Archive for the ‘Economy’ Category
Responding to the admission by Minister Hogan that domestic water meter installation would proceed albeit wouldn’t be completed by 2014 Socialist Party/ULA Environment spokesperson Clare Daly TD said:
“The Oireachtas Environment committee heard comprehensive arguments as to why water metering will contribute very little to water conservation compared to other necessary measures such as fixing leaks in the mains.
“Figures are also available and were presented to the committee demonstrating that average domestic water consumption in Ireland does not differ from Britain where meters have been installed for some years as part of the privatisation process began under Thatcher.
“It is clear therefore that the real agenda behind domestic metering, despite Minister Hogan’s denial is one of turning water into a commodity that ultimately, as is the case in England and Wales make obscene profits.
“That the government is willing to front hundreds of millions of euro on to private manufacturers of meters and private contractors and then load that cost onto householders is an abuse plain and simple.
“Opposition to the metering process will be a key aspect of the Campaign Against Household and Water Taxes.”
Single state banking system allied to other radical job creation policies the only way to prevent jobs massacre in the financial sector
A fighting lead from the IBOA is an absolute must – no job losses should be accepted – a fundamental challenge to the logic of mass redundancies in the financial sector is needed

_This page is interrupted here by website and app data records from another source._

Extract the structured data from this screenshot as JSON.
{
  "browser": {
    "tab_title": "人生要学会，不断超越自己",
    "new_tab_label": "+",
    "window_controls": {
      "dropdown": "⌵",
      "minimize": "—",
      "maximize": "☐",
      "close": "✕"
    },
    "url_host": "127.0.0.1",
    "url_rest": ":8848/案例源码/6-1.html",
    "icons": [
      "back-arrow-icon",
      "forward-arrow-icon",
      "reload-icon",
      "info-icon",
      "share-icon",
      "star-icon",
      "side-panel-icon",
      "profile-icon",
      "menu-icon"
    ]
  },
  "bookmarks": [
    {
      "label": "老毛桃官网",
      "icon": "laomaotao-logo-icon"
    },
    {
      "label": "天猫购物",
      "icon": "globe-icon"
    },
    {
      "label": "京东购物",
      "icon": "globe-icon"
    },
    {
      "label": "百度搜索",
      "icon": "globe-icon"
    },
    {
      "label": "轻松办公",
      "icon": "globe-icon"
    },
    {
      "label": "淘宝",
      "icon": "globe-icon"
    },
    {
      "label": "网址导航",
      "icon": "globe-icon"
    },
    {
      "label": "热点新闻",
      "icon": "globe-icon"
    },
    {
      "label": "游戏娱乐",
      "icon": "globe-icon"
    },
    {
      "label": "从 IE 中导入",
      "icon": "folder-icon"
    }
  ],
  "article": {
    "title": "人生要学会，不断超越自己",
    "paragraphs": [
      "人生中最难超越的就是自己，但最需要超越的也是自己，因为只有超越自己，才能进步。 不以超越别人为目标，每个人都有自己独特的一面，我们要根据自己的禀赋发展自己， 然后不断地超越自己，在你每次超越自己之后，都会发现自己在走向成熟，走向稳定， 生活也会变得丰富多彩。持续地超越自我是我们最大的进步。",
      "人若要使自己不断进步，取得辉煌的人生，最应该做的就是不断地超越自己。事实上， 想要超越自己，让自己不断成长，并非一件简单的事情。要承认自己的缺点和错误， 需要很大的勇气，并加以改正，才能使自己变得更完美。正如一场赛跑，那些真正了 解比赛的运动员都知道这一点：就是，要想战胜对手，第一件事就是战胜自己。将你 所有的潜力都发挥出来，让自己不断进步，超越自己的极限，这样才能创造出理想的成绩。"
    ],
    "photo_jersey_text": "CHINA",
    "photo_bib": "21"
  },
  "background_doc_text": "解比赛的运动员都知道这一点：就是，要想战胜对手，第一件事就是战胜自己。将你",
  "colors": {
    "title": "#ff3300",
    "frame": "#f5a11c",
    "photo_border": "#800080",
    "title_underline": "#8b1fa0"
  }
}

Responding to the announcement of massive job cuts in Ulster Bank today Clare Daly TD said:
“The speculation that the corporate division of the bank is where the axe will fall heaviest is yet more proof that the austerity policies combined with the inability of small businesses to access credit are destroying jobs.
“I support the demand of the IBOA that the companies books be opened so that the workers side can scrutinise the claims of the company. No job losses or attacks on conditions should be conceded by the IBOA leadership. A fighting response is what is needed.
“Ordinary bank workers in Ulster Bank, like workers in Aviva and other financial and insurance institutions are innocent victims of the crisis for which their bosses, governments past and present and speculators are responsible.
“It is clear that a privately owned financial institutions and the essentially privately run in the case of the bailed out banks are not fit for purpose when it comes to providing credit for small businesses and protecting jobs.
“The Socialist Party calls for the real nationalisation of the financial sector and the creation of a single state bank whose purpose is the safeguard deposits and provide credit to productive enterprises. Such a bank should be shorn of any speculator debt and be run democratically under workers control and management.
“Such a policy only makes sense if all the other austerity measures are ended and a programme of emergency public works funded through a wealth and assets tax puts thousands back to work and rebuilds economic life.
“Anything short of these policies means an ongoing acceptance of the jobs massacre. The time has come for the trade union movement to challenge the logic of mass redundancies in the financial and other sectors and back a radical alternative to protect and create jobs.”
The Bill before us is relatively straightforward. Its purpose is to ratify changes to the IMF articles of agreement. However, we must first step back and examine the role of the IMF. It is clear that the IMF is not a neutral international economic advisory committee. The allocation of quotas and voting rights in the IMF, far from being about democracy, are structured in a manner to preserve a totally unjust economic system and to prevent any attempt by the majority of the world’s population to share in the wealth they create and to end poverty and hunger.
All Labour Party Deputies started their remarks by telling us about the deplorable state of the economy, but its condition was common knowledge when they contested the election and promised to be the guardians of people’s welfare against that backdrop. Over the past few days, all of us have received letters from Barnardos, the Society of St. Vincent de Paul, Social Justice Ireland and others that are hardly the most radical campaigners or mad lunatics begging and pleading with this Government to call a halt to the butchery it has engaged in and to reverse some of the decisions it plans to ram through. If this process is to be meaningful, the Government should take heed. The expression “protecting the vulnerable” has been the most misused phrase in vogue over the past number of days. In reality, it is code for kicking the living daylights out of those at the bottom of society. It is nothing more than nauseating hypocrisy from the Labour Party, in particular, when people had such hope that it would offer something different. In fairness to Vincent Browne, as he spent the week saying, one would be hard-pressed to find a single vulnerable person or group who this Government has not targeted. The Government has gone after every one of them and if that is what protecting the vulnerable means, it is a severe misuse of language.